What education would you recommend to up and coming stereographers / cinematographers in today's world?
JG: Pay attention to what others are doing. The best schooling you can get is watching films and other media to see what people are doing. A good shot will always be a good shot, 3d or not. Everything else is just practice. I started working in film because I really enjoy watching movies and was interested in how things were done. I still am.
Do you have a post-production software preference for working with the stereo images to do any fine tuning you need to do?
JG: I haven’t spent much time in post; none, actually. My good friend, Gareth Daley, who worked with me on Exodus and followed the film through post, swears by RV software.

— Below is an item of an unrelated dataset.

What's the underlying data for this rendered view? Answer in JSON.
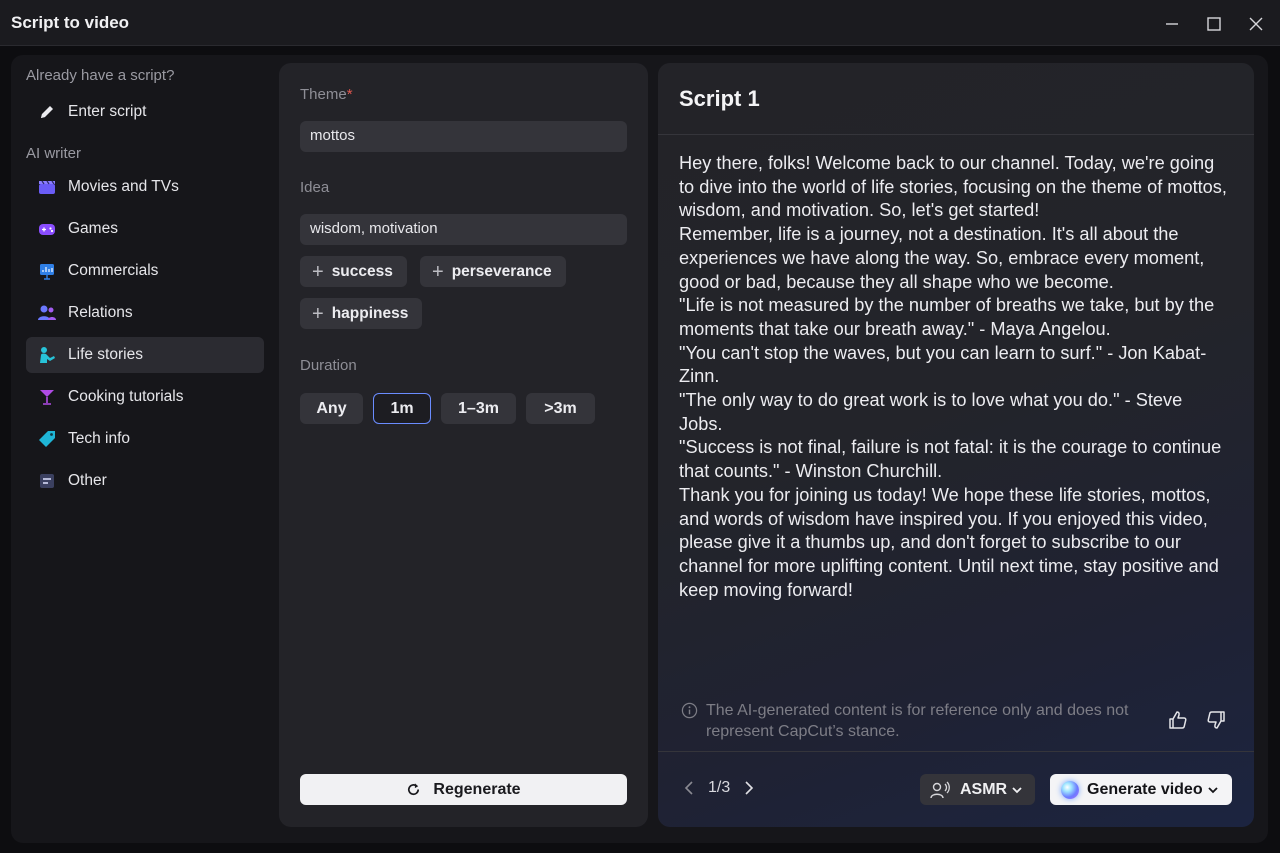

Gareth swears it is the best for viewing shots in 3d and all stereo analysis. He is one of the smartest guys I know and probably has more 3d experience than any other working in film. He did all The Hobbit films as head rig tech and worked on many other 3d projects.
How important is resolution? Would more pixels be more important for stereo 3D? Higher dynamic range? HFR?
JG: More resolution could always be better in some ways. With more pixels you just begin to create larger files and, until the world is showing 4k in every theatre, it’s only truly beneficial for post and visual effects. It would allow you to crop in and reframe later, as well. I’m kind of old school and like my movies to look like film, crazy idea in this day and age, I know. I still feel like the crispier the image gets the more it looks like sports on TV.
Are there any specialty filters that you find enhance the stereo images? How about specialty filters that you have found should never be used?
JG: The only real filter we use often is the quarter wave retarder. It helps to eliminate glare or polarization in one eye or both depending on the situation. When something is wet or painted with a sheen, it sometimes looks different in the reflected eye. If that can be fixed in camra and save the VFX houses from doing it than we try.
Split focus diopters are a popular tool in 2D. Do you think a director looking for an effect like that can get that in stereo 3D?
JG: I’ve never seen anyone try the diopter thing in 3d, although it sounds interesting. Not sure if the eyes could take it. I’ve always wanted to the old Martin Scorsese trick where you dolly in and zoom out only instead of zoom replace it with IO and Convergence manipulation, make the world breathe and shift planes.
Open mic: What is the biggest challenge that you'd like to openly discuss about today's 3D?
JG: I think the biggest challenge in 3d today is making good 3d movies. Often, when I go and see a 3d movie, and I see them all, it lacks good overall 3d. It seems like the 3d is just an afterthought. Working with people and hearing stories, I know that sometimes it is just that. When people go to see 3d, that’s what they are paying to see. Thank god for Marvel because they have continued to put out big movies that a lot of people see and they have continued to try and keep the 3d as big as possible. Even though its post converted, they still work to get the depth in and I think it makes a big difference with the viewers.
Open mic: What are you happiest about in the 3D field?
JG: I’m happy it’s still around. I’m not happy with things like 4DX. I’ve sat through a couple movies in that thing and it seems so gag orientated so far, much like the movie houses in the 1950’s that didn’t last.
Thanks so much again for your time for this James! I'm sure I speak for everyone in wishing the best for EXODUS at the box office and critical acclaim. I can't wait for it!
Stay tuned for our next interview in the Fall Stereographer Series coming soon!